Chinese leaders have demonstrated huge restraint so far in avoiding involvement from the People’s Armed Police and People’s Liberation Army. Doing so might repudiate the “one country, two systems” formula, for which a watchful Taiwan will be closely monitoring.
Beijing may also be cognisant of the accompanying international criticism of any action to send in the troops.
Any mainland intervention may be unhelpful to the ongoing US-China tensions since US President Donald Trump had said “bad” developments in Hong Kong could affect trade negotiations in early October.
The US Congress also passed the Hong Kong Democracy and Human Rights Act 2019 in mid-October, which will allow Washington to impose sanctions against individuals who undermine Hong Kong’s autonomy.

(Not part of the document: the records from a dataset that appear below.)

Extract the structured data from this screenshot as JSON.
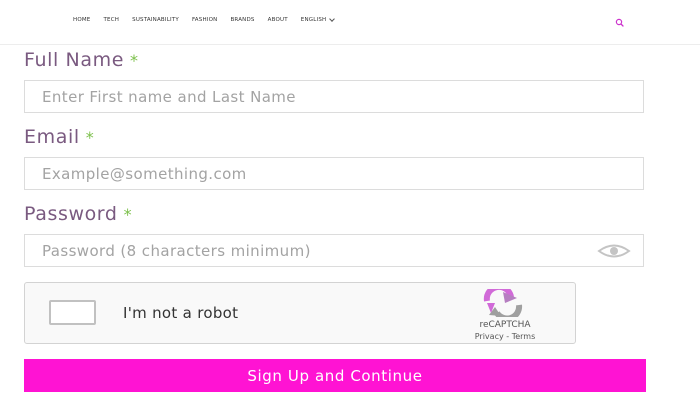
{
  "nav": {
    "items": [
      {
        "label": "HOME"
      },
      {
        "label": "TECH"
      },
      {
        "label": "SUSTAINABILITY"
      },
      {
        "label": "FASHION"
      },
      {
        "label": "BRANDS"
      },
      {
        "label": "ABOUT"
      },
      {
        "label": "ENGLISH",
        "has_dropdown": true
      }
    ],
    "search_icon": "search-icon",
    "search_color": "#cc33cc"
  },
  "form": {
    "full_name": {
      "label": "Full Name",
      "required_mark": "*",
      "placeholder": "Enter First name and Last Name",
      "value": ""
    },
    "email": {
      "label": "Email",
      "required_mark": "*",
      "placeholder": "Example@something.com",
      "value": ""
    },
    "password": {
      "label": "Password",
      "required_mark": "*",
      "placeholder": "Password (8 characters minimum)",
      "value": "",
      "toggle_icon": "eye-icon"
    },
    "captcha": {
      "label": "I'm not a robot",
      "checked": false,
      "brand": "reCAPTCHA",
      "privacy": "Privacy",
      "separator": "-",
      "terms": "Terms"
    },
    "submit_label": "Sign Up and Continue"
  },
  "colors": {
    "accent": "#ff13d3",
    "label": "#7a5a80",
    "required": "#7cc04b"
  }
}
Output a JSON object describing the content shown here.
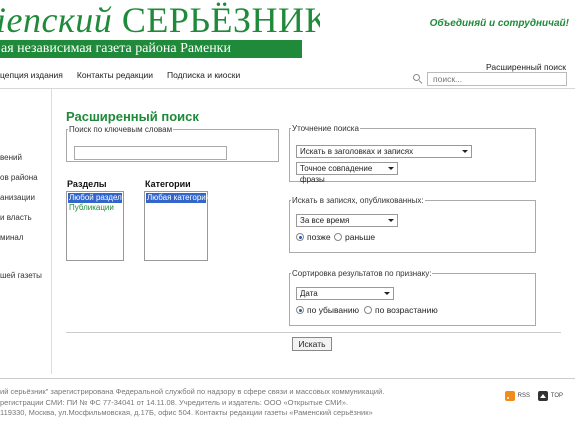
{
  "header": {
    "logo_word1": "ienский",
    "logo_word2": "СЕРЬЁЗНИК",
    "logo_subtitle": "ая независимая газета района Раменки",
    "slogan": "Объединяй и сотрудничай!"
  },
  "topnav": {
    "items": [
      "цепция издания",
      "Контакты редакции",
      "Подписка и киоски"
    ],
    "advanced_search_link": "Расширенный поиск"
  },
  "search": {
    "placeholder": "поиск..."
  },
  "sidebar": {
    "items": [
      "вений",
      "ов района",
      "анизации",
      "и власть",
      "минал",
      "шей газеты"
    ]
  },
  "main": {
    "title": "Расширенный поиск",
    "keywords_legend": "Поиск по ключевым словам",
    "sections_label": "Разделы",
    "sections_options": [
      "Любой раздел",
      "Публикации"
    ],
    "categories_label": "Категории",
    "categories_options": [
      "Любая категория"
    ],
    "refine_legend": "Уточнение поиска",
    "refine_scope": "Искать в заголовках и записях",
    "refine_match": "Точное совпадение фразы",
    "date_legend": "Искать в записях, опубликованных:",
    "date_range": "За все время",
    "date_later": "позже",
    "date_earlier": "раньше",
    "sort_legend": "Сортировка результатов по признаку:",
    "sort_field": "Дата",
    "sort_desc": "по убыванию",
    "sort_asc": "по возрастанию",
    "submit_label": "Искать"
  },
  "footer": {
    "line1": "ий серьёзник\" зарегистрирована Федеральной службой по надзору в сфере связи и массовых коммуникаций.",
    "line2": "регистрации СМИ: ПИ № ФС 77-34041 от 14.11.08. Учредитель и издатель: ООО «Открытые СМИ».",
    "line3": "119330, Москва, ул.Мосфильмовская, д.17Б, офис 504. Контакты редакции газеты «Раменский серьёзник»",
    "rss_label": "RSS",
    "top_label": "TOP"
  },
  "colors": {
    "brand_green": "#1f8a3a",
    "selection_blue": "#3366cc"
  },
  "icons": [
    "search-icon",
    "rss-icon",
    "top-arrow-icon"
  ]
}
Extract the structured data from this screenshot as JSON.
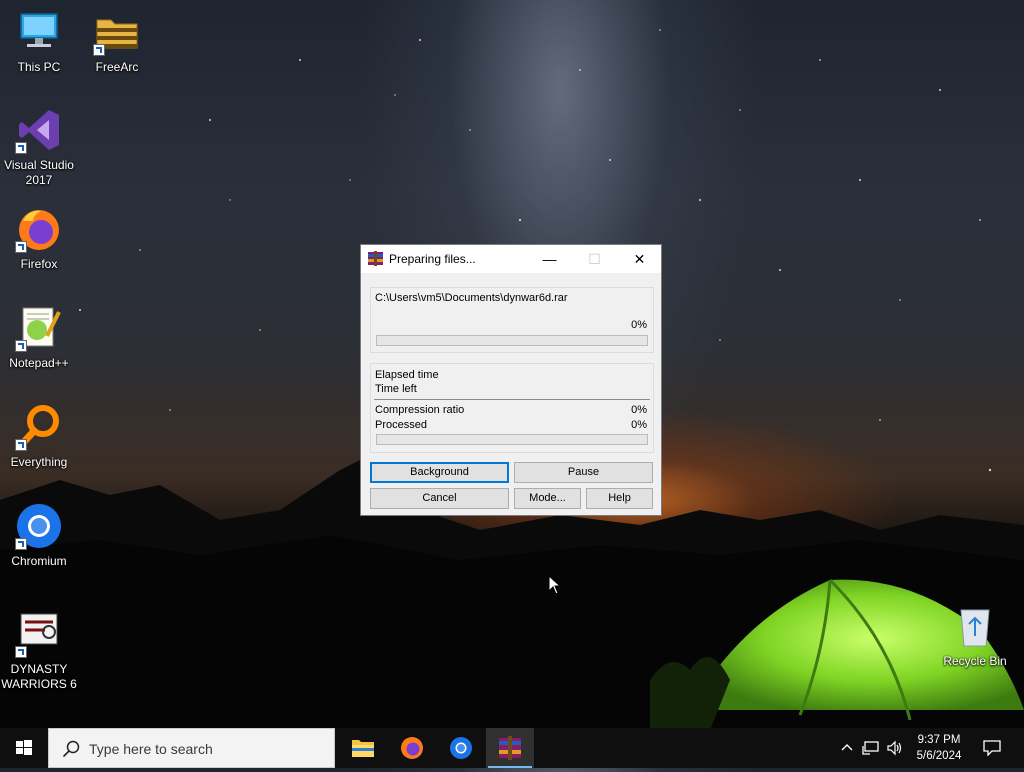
{
  "desktop": {
    "icons": [
      {
        "label_line1": "This PC",
        "label_line2": ""
      },
      {
        "label_line1": "FreeArc",
        "label_line2": ""
      },
      {
        "label_line1": "Visual Studio",
        "label_line2": "2017"
      },
      {
        "label_line1": "Firefox",
        "label_line2": ""
      },
      {
        "label_line1": "Notepad++",
        "label_line2": ""
      },
      {
        "label_line1": "Everything",
        "label_line2": ""
      },
      {
        "label_line1": "Chromium",
        "label_line2": ""
      },
      {
        "label_line1": "DYNASTY",
        "label_line2": "WARRIORS 6"
      },
      {
        "label_line1": "Recycle Bin",
        "label_line2": ""
      }
    ]
  },
  "dialog": {
    "title": "Preparing files...",
    "file_path": "C:\\Users\\vm5\\Documents\\dynwar6d.rar",
    "file_percent": "0%",
    "file_progress": 0,
    "elapsed_label": "Elapsed time",
    "time_left_label": "Time left",
    "compression_label": "Compression ratio",
    "compression_value": "0%",
    "processed_label": "Processed",
    "processed_value": "0%",
    "processed_progress": 0,
    "buttons": {
      "background": "Background",
      "pause": "Pause",
      "cancel": "Cancel",
      "mode": "Mode...",
      "help": "Help"
    }
  },
  "taskbar": {
    "search_placeholder": "Type here to search",
    "apps": [
      "file-explorer-icon",
      "firefox-icon",
      "chromium-icon",
      "winrar-icon"
    ],
    "clock_time": "9:37 PM",
    "clock_date": "5/6/2024"
  },
  "colors": {
    "accent": "#0078d7",
    "tent_green": "#8fe22a",
    "progress_green": "#06b025"
  }
}
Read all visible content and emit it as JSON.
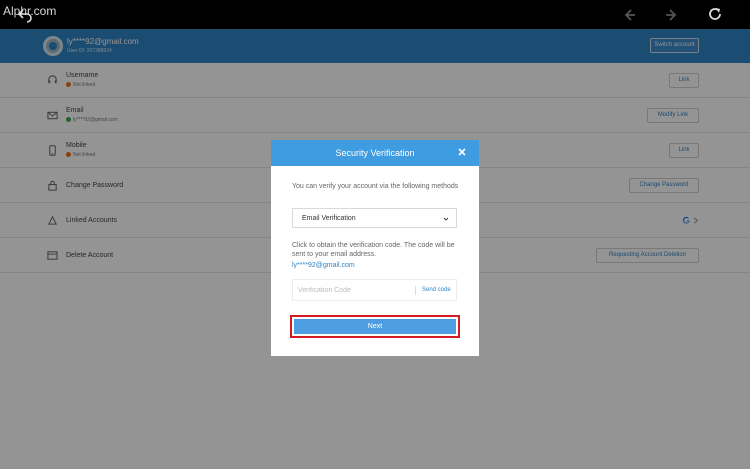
{
  "topbar": {
    "watermark": "Alphr.com"
  },
  "account": {
    "email": "ly****92@gmail.com",
    "user_id": "User ID: 207288924",
    "switch_label": "Switch account"
  },
  "rows": [
    {
      "label": "Username",
      "status": "Not linked",
      "status_color": "#e8711c",
      "action": "Link"
    },
    {
      "label": "Email",
      "status": "ly****92@gmail.com",
      "status_color": "#3aa546",
      "action": "Modify Link"
    },
    {
      "label": "Mobile",
      "status": "Not linked",
      "status_color": "#e8711c",
      "action": "Link"
    },
    {
      "label": "Change Password",
      "action": "Change Password"
    },
    {
      "label": "Linked Accounts"
    },
    {
      "label": "Delete Account",
      "action": "Requesting Account Deletion"
    }
  ],
  "modal": {
    "title": "Security Verification",
    "intro": "You can verify your account via the following methods",
    "method_selected": "Email Verification",
    "description": "Click to obtain the verification code. The code will be sent to your email address.",
    "email": "ly****92@gmail.com",
    "code_placeholder": "Verification Code",
    "send_code": "Send code",
    "next_label": "Next"
  },
  "colors": {
    "header_blue": "#2f83c5",
    "modal_blue": "#3f9ce0",
    "button_blue": "#4c9ee0",
    "highlight_red": "#d11c24"
  }
}
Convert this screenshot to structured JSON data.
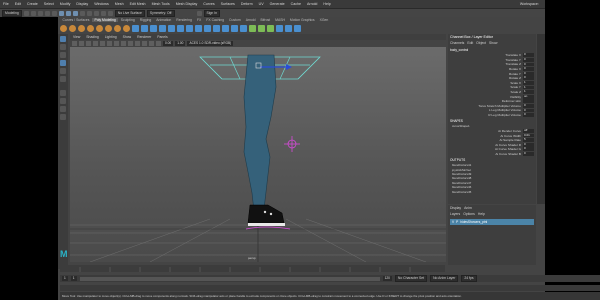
{
  "menubar": {
    "items": [
      "File",
      "Edit",
      "Create",
      "Select",
      "Modify",
      "Display",
      "Windows",
      "Mesh",
      "Edit Mesh",
      "Mesh Tools",
      "Mesh Display",
      "Curves",
      "Surfaces",
      "Deform",
      "UV",
      "Generate",
      "Cache",
      "Arnold",
      "Help"
    ],
    "workspace_label": "Workspace:",
    "workspace_value": "Maya Classic"
  },
  "statusline": {
    "menu_set": "Modeling",
    "live_surface": "No Live Surface",
    "symmetry": "Symmetry: Off",
    "signin": "Sign In"
  },
  "shelf": {
    "tabs": [
      "Curves / Surfaces",
      "Poly Modeling",
      "Sculpting",
      "Rigging",
      "Animation",
      "Rendering",
      "FX",
      "FX Caching",
      "Custom",
      "Arnold",
      "Bifrost",
      "MASH",
      "Motion Graphics",
      "XGen"
    ],
    "active_tab": 1
  },
  "viewport": {
    "menus": [
      "View",
      "Shading",
      "Lighting",
      "Show",
      "Renderer",
      "Panels"
    ],
    "field_a": "0.00",
    "field_b": "1.00",
    "color_space": "ACES 1.0 SDR-video (sRGB)",
    "camera_label": "persp"
  },
  "channelbox": {
    "title": "Channel Box / Layer Editor",
    "tabs": [
      "Channels",
      "Edit",
      "Object",
      "Show"
    ],
    "object_name": "body_control",
    "attrs": [
      {
        "label": "Translate X",
        "value": "0"
      },
      {
        "label": "Translate Y",
        "value": "0"
      },
      {
        "label": "Translate Z",
        "value": "0"
      },
      {
        "label": "Rotate X",
        "value": "0"
      },
      {
        "label": "Rotate Y",
        "value": "0"
      },
      {
        "label": "Rotate Z",
        "value": "0"
      },
      {
        "label": "Scale X",
        "value": "1"
      },
      {
        "label": "Scale Y",
        "value": "1"
      },
      {
        "label": "Scale Z",
        "value": "1"
      },
      {
        "label": "Visibility",
        "value": "on"
      },
      {
        "label": "Deformer skin",
        "value": ""
      },
      {
        "label": "Torus Stretch Multiplier Volume",
        "value": "0"
      },
      {
        "label": "L Leg Multiplier Volume",
        "value": "0"
      },
      {
        "label": "R Leg Multiplier Volume",
        "value": "0"
      }
    ],
    "shapes_label": "SHAPES",
    "shape_name": "curveShape1",
    "shape_attrs": [
      {
        "label": "Ai Render Curve",
        "value": "off"
      },
      {
        "label": "Ai Curve Width",
        "value": "0.01"
      },
      {
        "label": "Ai Sample Rate",
        "value": "5"
      },
      {
        "label": "Ai Curve Shader R",
        "value": "0"
      },
      {
        "label": "Ai Curve Shader G",
        "value": "0"
      },
      {
        "label": "Ai Curve Shader B",
        "value": "0"
      }
    ],
    "outputs_label": "OUTPUTS",
    "outputs": [
      "blendColors41",
      "joystickSinVec",
      "blendColors49",
      "blendColors48",
      "blendColors47",
      "blendColors46",
      "blendColors45"
    ]
  },
  "layereditor": {
    "tabs": [
      "Display",
      "Anim"
    ],
    "menus": [
      "Layers",
      "Options",
      "Help"
    ],
    "layer_name": "hidesShowers_ptnl"
  },
  "timeslider": {
    "start": "1",
    "end": "120",
    "current": "1",
    "no_character_set": "No Character Set",
    "no_anim_layer": "No Anim Layer",
    "fps": "24 fps"
  },
  "helpline": {
    "text": "Move Tool: Use manipulator to move object(s). Ctrl+LMB-drag to move components along normals. Shift+drag manipulator axis or plane handle to extrude components or clone objects. Ctrl+LMB+drag to constrain movement to a connected edge. Use D or INSERT to change the pivot position and axis orientation."
  },
  "colors": {
    "leg": "#35617a",
    "control": "#d54ad8",
    "cage": "#6fd8d0",
    "layer_row": "#4b84a8",
    "maya_logo": "#2ab3c8"
  }
}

Many mainstream Hong Kongers and international observers are hoping for a peaceful outcome.
TOWARDS A SPRING OF HOPE
While questions whether the Hong Kong police are sufficiently prepared to deal with the challenges of these long-drawn protests remain, the societal, political and geopolitical complexities of the situation suggest the only way forward is one that requires all stakeholders to engage in dialogue and foster mutual understanding.
Amid questions over the effectiveness of police action, it is worth looking at the larger context in explaining why the Hong Kong police are not as effective in quelling flash mob protests.
It is also worth examining how protesters are becoming less able to prevent unintended collateral damages.
This rebuilding of trust must start now.
The sense of trust between different political stakeholders has been further damaged by incidents this week that include the death of a student, a masked Black Shirt who was shot by a policeman, and a man who was set on fire for allegedly making pro-Beijing remarks.
The summer of discontent is slowly transiting into an autumn of sadness. Many wonder if a spring of hope awaits.
Lim Tai Wei is an Associate Professor with Singapore University of Social Sciences (SUSS) and an area studies expert in Northeast Asian affairs.